▶ _DIRECTIONS_: How many lines below hold "Cozy"? Answer with only the number.

Interface dataset entries
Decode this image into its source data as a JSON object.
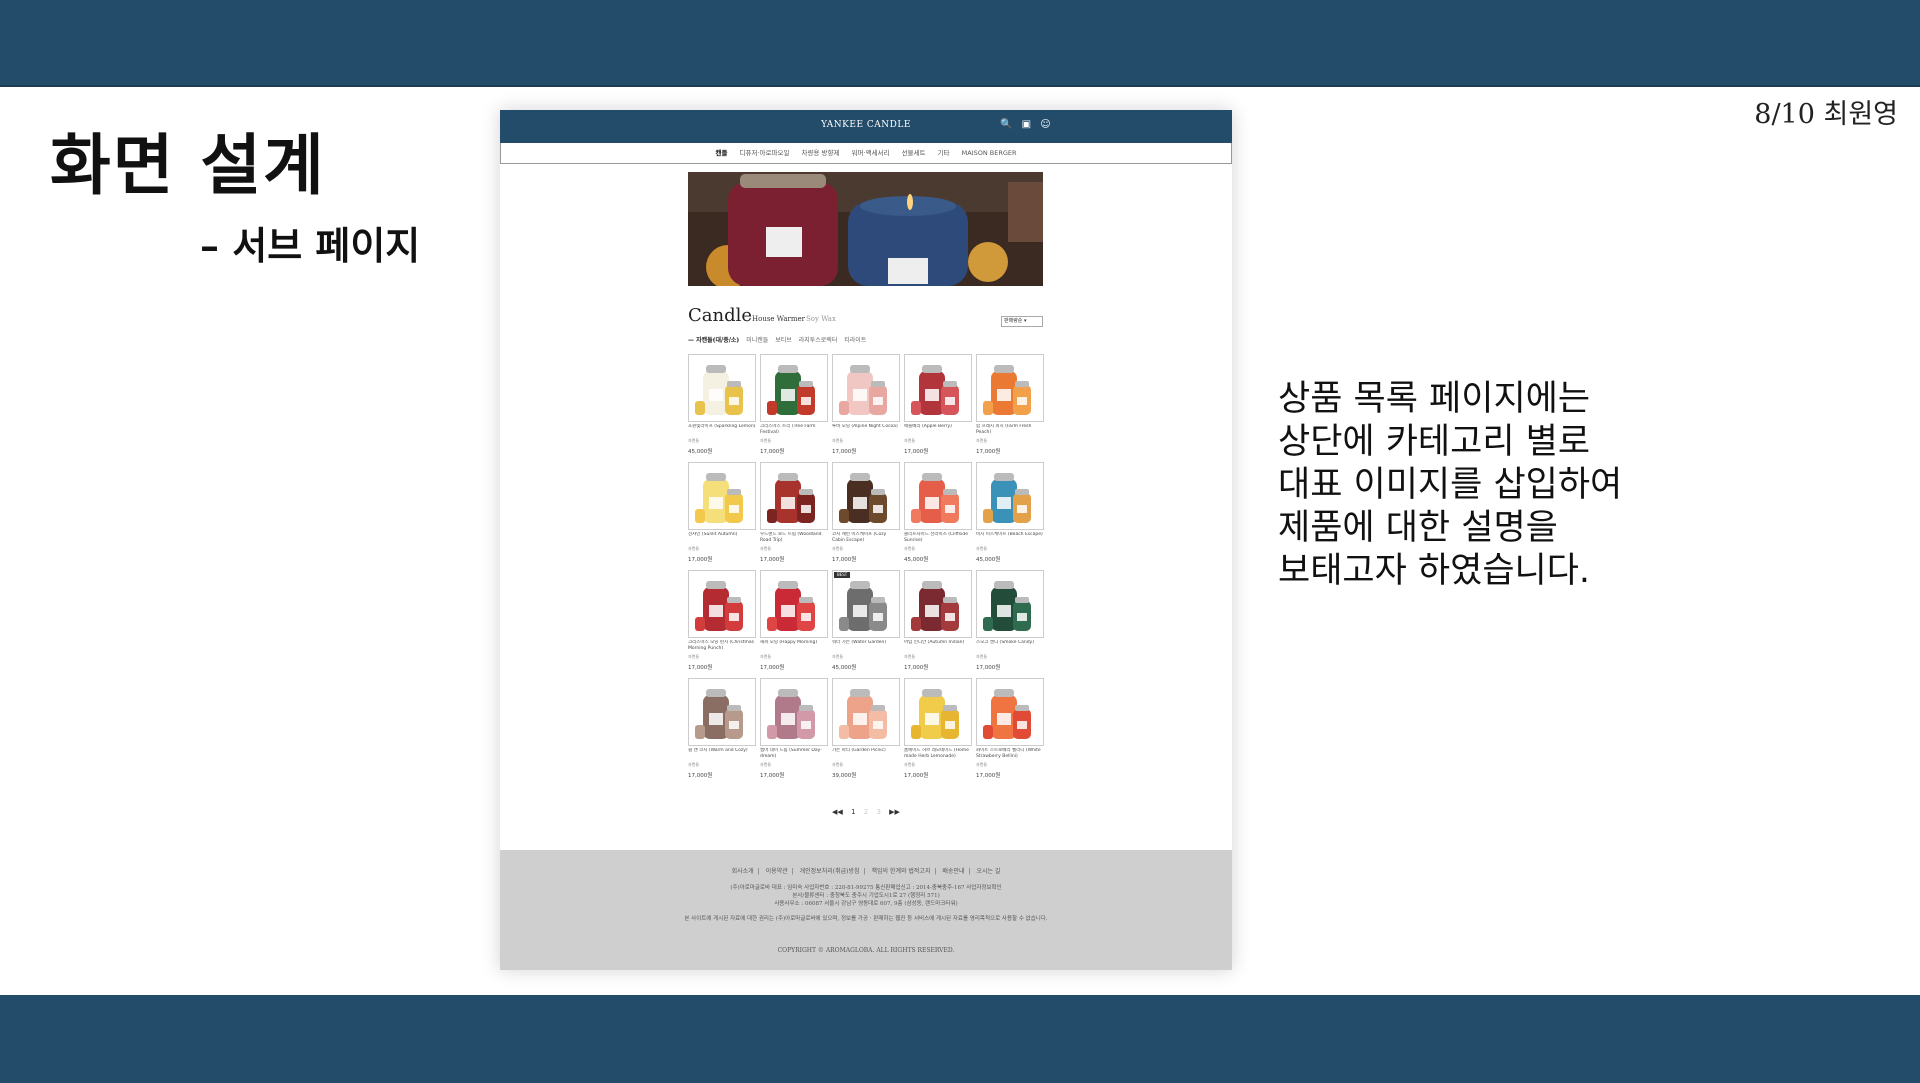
{
  "slide": {
    "page_label": "8/10 최원영",
    "title": "화면 설계",
    "subtitle": "– 서브 페이지",
    "description_lines": [
      "상품 목록 페이지에는",
      "상단에 카테고리 별로",
      "대표 이미지를 삽입하여",
      "제품에 대한 설명을",
      "보태고자 하였습니다."
    ]
  },
  "colors": {
    "band": "#234c6b",
    "footer": "#cfcfcf"
  },
  "mockup": {
    "logo": "YANKEE CANDLE",
    "icons": [
      "search-icon",
      "cart-icon",
      "user-icon"
    ],
    "nav": [
      "캔들",
      "디퓨저·아로마오일",
      "차량용 방향제",
      "워머·액세서리",
      "선물세트",
      "기타",
      "MAISON BERGER"
    ],
    "section_title": "Candle",
    "sub_tabs": [
      "House Warmer",
      "Soy Wax"
    ],
    "sort_label": "판매량순 ▾",
    "filters": [
      "— 자캔들(대/중/소)",
      "미니캔들",
      "보티브",
      "라지투스로렉터",
      "티라이트"
    ],
    "products": [
      {
        "name": "초원빛라이프 (Sparkling Lemon)",
        "cat": "자캔들",
        "price": "45,000원",
        "c1": "#f5f1e2",
        "c2": "#e8c24a"
      },
      {
        "name": "크리스마스 트리 (Tree Farm Festival)",
        "cat": "자캔들",
        "price": "17,000원",
        "c1": "#2f6d3a",
        "c2": "#c23a2a"
      },
      {
        "name": "루비 모닝 (Alpine Night Cocoa)",
        "cat": "자캔들",
        "price": "17,000원",
        "c1": "#f0c7c2",
        "c2": "#e9a7a1"
      },
      {
        "name": "애플베리 (Apple Berry)",
        "cat": "자캔들",
        "price": "17,000원",
        "c1": "#b2353b",
        "c2": "#d5555a"
      },
      {
        "name": "팜 프레시 피치 (Farm Fresh Peach)",
        "cat": "자캔들",
        "price": "17,000원",
        "c1": "#ea7a33",
        "c2": "#f2a04a"
      },
      {
        "name": "선샤인 (Sunlit Autumn)",
        "cat": "자캔들",
        "price": "17,000원",
        "c1": "#f4df7a",
        "c2": "#f2c94a"
      },
      {
        "name": "우드랜드 로드 트립 (Woodland Road Trip)",
        "cat": "자캔들",
        "price": "17,000원",
        "c1": "#a8322c",
        "c2": "#7b2420"
      },
      {
        "name": "코지 캐빈 이스케이프 (Cozy Cabin Escape)",
        "cat": "자캔들",
        "price": "17,000원",
        "c1": "#4a2e22",
        "c2": "#6e4a2c"
      },
      {
        "name": "클리프사이드 선라이즈 (Cliffside Sunrise)",
        "cat": "자캔들",
        "price": "45,000원",
        "c1": "#e45e4a",
        "c2": "#f07a5e"
      },
      {
        "name": "비치 이스케이프 (Beach Escape)",
        "cat": "자캔들",
        "price": "45,000원",
        "c1": "#3a92b8",
        "c2": "#e3a24a"
      },
      {
        "name": "크리스마스 모닝 펀치 (Christmas Morning Punch)",
        "cat": "자캔들",
        "price": "17,000원",
        "c1": "#b52b32",
        "c2": "#d23c3c"
      },
      {
        "name": "해피 모닝 (Happy Morning)",
        "cat": "자캔들",
        "price": "17,000원",
        "c1": "#c92a35",
        "c2": "#e04545"
      },
      {
        "name": "워터 가든 (Water Garden)",
        "cat": "자캔들",
        "price": "45,000원",
        "c1": "#6d6d6d",
        "c2": "#8a8a8a",
        "badge": "BEST"
      },
      {
        "name": "어텀 인디안 (Autumn Indian)",
        "cat": "자캔들",
        "price": "17,000원",
        "c1": "#7a2a30",
        "c2": "#a33a3c"
      },
      {
        "name": "스모크 캔디 (Smoke Candy)",
        "cat": "자캔들",
        "price": "17,000원",
        "c1": "#244c3a",
        "c2": "#2f6b4e"
      },
      {
        "name": "웜 앤 코지 (Warm and Cozy)",
        "cat": "자캔들",
        "price": "17,000원",
        "c1": "#8a6e63",
        "c2": "#b79a8c"
      },
      {
        "name": "썸머 데이 드림 (Summer Day-dream)",
        "cat": "자캔들",
        "price": "17,000원",
        "c1": "#b07a8a",
        "c2": "#d29aa8"
      },
      {
        "name": "가든 파티 (Garden Picnic)",
        "cat": "자캔들",
        "price": "39,000원",
        "c1": "#eda38a",
        "c2": "#f4bca4"
      },
      {
        "name": "홈메이드 허브 레모네이드 (Home made Herb Lemonade)",
        "cat": "자캔들",
        "price": "17,000원",
        "c1": "#f0cc4a",
        "c2": "#e8b530"
      },
      {
        "name": "화이트 스트로베리 벨리니 (White Strawberry Bellini)",
        "cat": "자캔들",
        "price": "17,000원",
        "c1": "#ef7442",
        "c2": "#e14a34"
      }
    ],
    "pagination": [
      "◀◀",
      "1",
      "2",
      "3",
      "▶▶"
    ],
    "footer": {
      "links": [
        "회사소개",
        "이용약관",
        "개인정보처리(취급)방침",
        "책임의 한계와 법적고지",
        "배송안내",
        "오시는 길"
      ],
      "info_lines": [
        "(주)아로마글로바  대표 : 임미숙   사업자번호 : 220-81-99275   통신판매업신고 : 2014-충북충주-167   사업자정보확인",
        "본사/물류센터 : 충청북도 충주시 기업도시1로 27 (행정리 571)",
        "사용사무소 : 06087 서울시 강남구 영동대로 607, 9층 (삼성동, 랜드마크타워)"
      ],
      "notice": "본 사이트에 게시된 자료에 대한 권리는 (주)아로마글로바에 있으며, 정보를 가공 · 판매하는 웹진 등 서비스에 게시된 자료를 영리목적으로 사용할 수 없습니다.",
      "copyright": "COPYRIGHT © AROMAGLOBA. ALL RIGHTS RESERVED."
    }
  }
}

▶ _EXERCISE ANSWER_: 2